THE PROBLEM -> Would you copy out each line of the records below that includes the word "article"?

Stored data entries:
=======
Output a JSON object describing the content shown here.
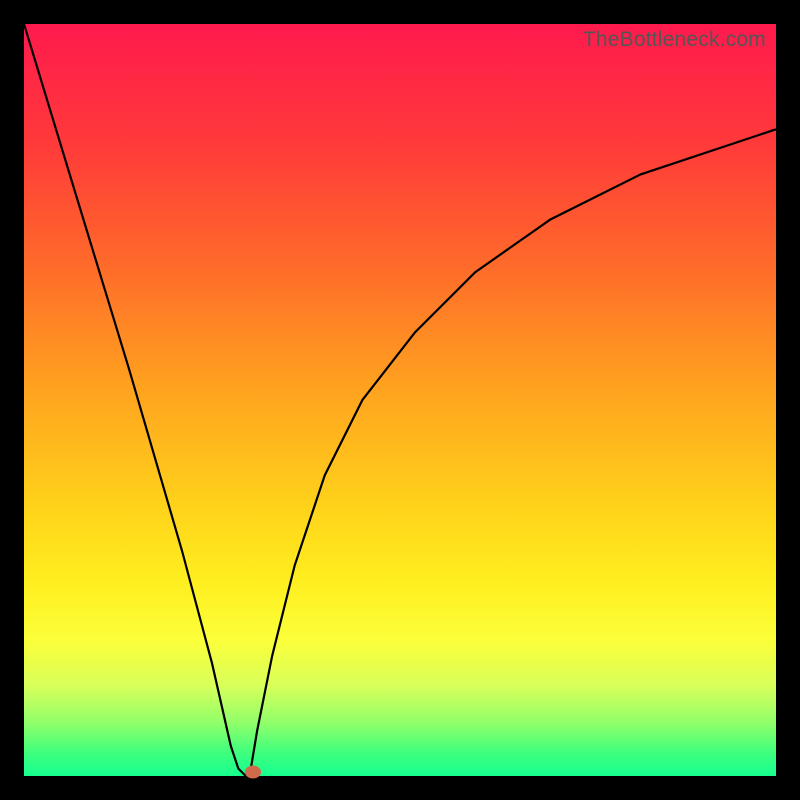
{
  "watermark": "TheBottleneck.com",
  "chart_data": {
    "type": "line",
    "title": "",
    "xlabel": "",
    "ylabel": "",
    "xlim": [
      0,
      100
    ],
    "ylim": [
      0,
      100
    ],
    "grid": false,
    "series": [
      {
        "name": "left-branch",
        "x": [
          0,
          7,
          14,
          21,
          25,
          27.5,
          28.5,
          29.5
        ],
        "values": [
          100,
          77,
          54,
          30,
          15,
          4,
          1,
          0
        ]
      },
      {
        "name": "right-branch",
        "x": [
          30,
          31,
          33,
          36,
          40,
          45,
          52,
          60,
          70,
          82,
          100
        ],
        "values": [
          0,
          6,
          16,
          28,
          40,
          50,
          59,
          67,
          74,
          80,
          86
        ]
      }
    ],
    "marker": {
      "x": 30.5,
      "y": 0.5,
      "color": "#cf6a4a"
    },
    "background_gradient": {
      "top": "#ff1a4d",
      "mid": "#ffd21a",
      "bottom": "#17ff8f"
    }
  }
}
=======
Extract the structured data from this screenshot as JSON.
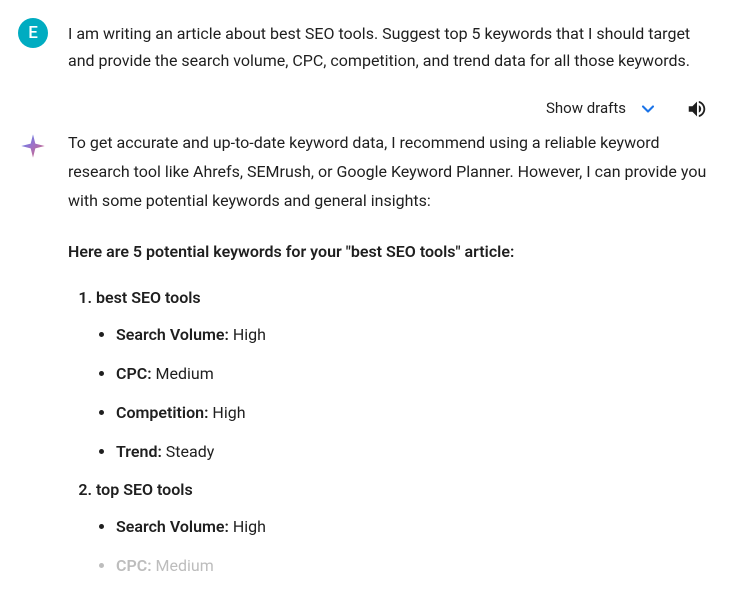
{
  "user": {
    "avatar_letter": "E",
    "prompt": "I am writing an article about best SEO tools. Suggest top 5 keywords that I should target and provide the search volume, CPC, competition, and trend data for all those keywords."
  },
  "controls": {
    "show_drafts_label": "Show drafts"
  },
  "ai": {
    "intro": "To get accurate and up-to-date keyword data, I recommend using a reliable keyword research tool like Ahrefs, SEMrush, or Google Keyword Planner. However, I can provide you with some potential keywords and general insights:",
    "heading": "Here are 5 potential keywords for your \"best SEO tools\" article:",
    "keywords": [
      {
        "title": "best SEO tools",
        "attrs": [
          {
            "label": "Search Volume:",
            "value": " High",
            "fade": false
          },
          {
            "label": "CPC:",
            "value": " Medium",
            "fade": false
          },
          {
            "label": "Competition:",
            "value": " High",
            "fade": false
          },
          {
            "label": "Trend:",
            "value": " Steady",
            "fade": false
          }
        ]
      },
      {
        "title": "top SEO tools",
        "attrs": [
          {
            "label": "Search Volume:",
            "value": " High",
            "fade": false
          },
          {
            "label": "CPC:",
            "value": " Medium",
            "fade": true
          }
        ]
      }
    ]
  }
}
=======
RESPONSE AREA ->
    "prompt": "I am writing an article about best SEO tools. Suggest top 5 keywords that I should target and provide the search volume, CPC, competition, and trend data for all those keywords."
    "heading": "Here are 5 potential keywords for your \"best SEO tools\" article:",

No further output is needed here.